Without letting the subjects in on the problem, I questioned them at some length while awake as to any distinction they might make between the words 'note' and 'sound'. But although the matter was intelligently discussed by some in terms of music and with reference to 'tune' and 'harmony', none of the subjects provided an answer which could explain the observation. For it had to be accepted that the tone presented was exceptionally 'pure' and without harmonies- and in any case it was difficult to see how sub-harmonics could be produced either by the headphones or in the vibratory mechanisms of the middle ear, even if the first harmonic  might be evoked in this way.

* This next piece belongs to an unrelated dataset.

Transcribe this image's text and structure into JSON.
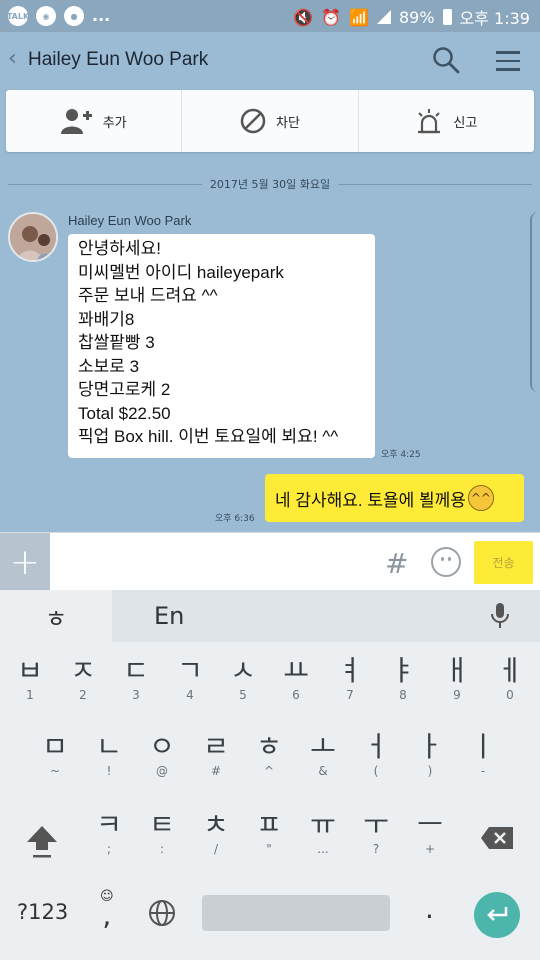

This was, however, one of those situations where the elegance of hypnosis as a research tool becomes most apparent. For unlike the minority of experimental subjects in physiology, my subjects could be questioned under hypnosis and in direct contact with the unconscious mind which was the cause of the experimental results.

Under hypnosis subjects giving predominantly an inhibition of hearing at Fo to the word 'note' said, in effect, that to them the word 'note' had a musical connotation associated with the 'notes on a piano' and that it therefore included nothing but the single tone presented in the head phones. But the Welsh medical student said:

"A note is what you hear in music and in music I always expect to hear harmonies whenever I heard a note. . . . I've never heard middle C on the piano without hearing it reflected in at least the C above and the C below."

Thus given some understanding and appreciation of music, the semantics of the hypnotic instruction took on a wider meaning and the discrepancy between this one subject and the other five-none of whom, it turned out, was musical in any sophisticated sense- was simply a matter of the depth of the aural experience generally.

The implications of this were far reaching and apart from the dangers of using hypnotic suggestion in midwifery already noted- because the suggestion, 'There will be no pain' may mean 'no baby' either-it also implied firstly that in the treatment of psychosomatic illness by DSUH semantics might play a very important role. But secondly it also implied that such semantics might be involved in the production of illness. Moreover, it still left open the possibility that in allergy experiments the words 'You will not react' might well produce a local vasoconstriction if such were physiologically possible.

The source of the experience

Ordinary person

Concepts, symbols and science items


Science Items

Activities and commonsteps



Deafness and tinnitus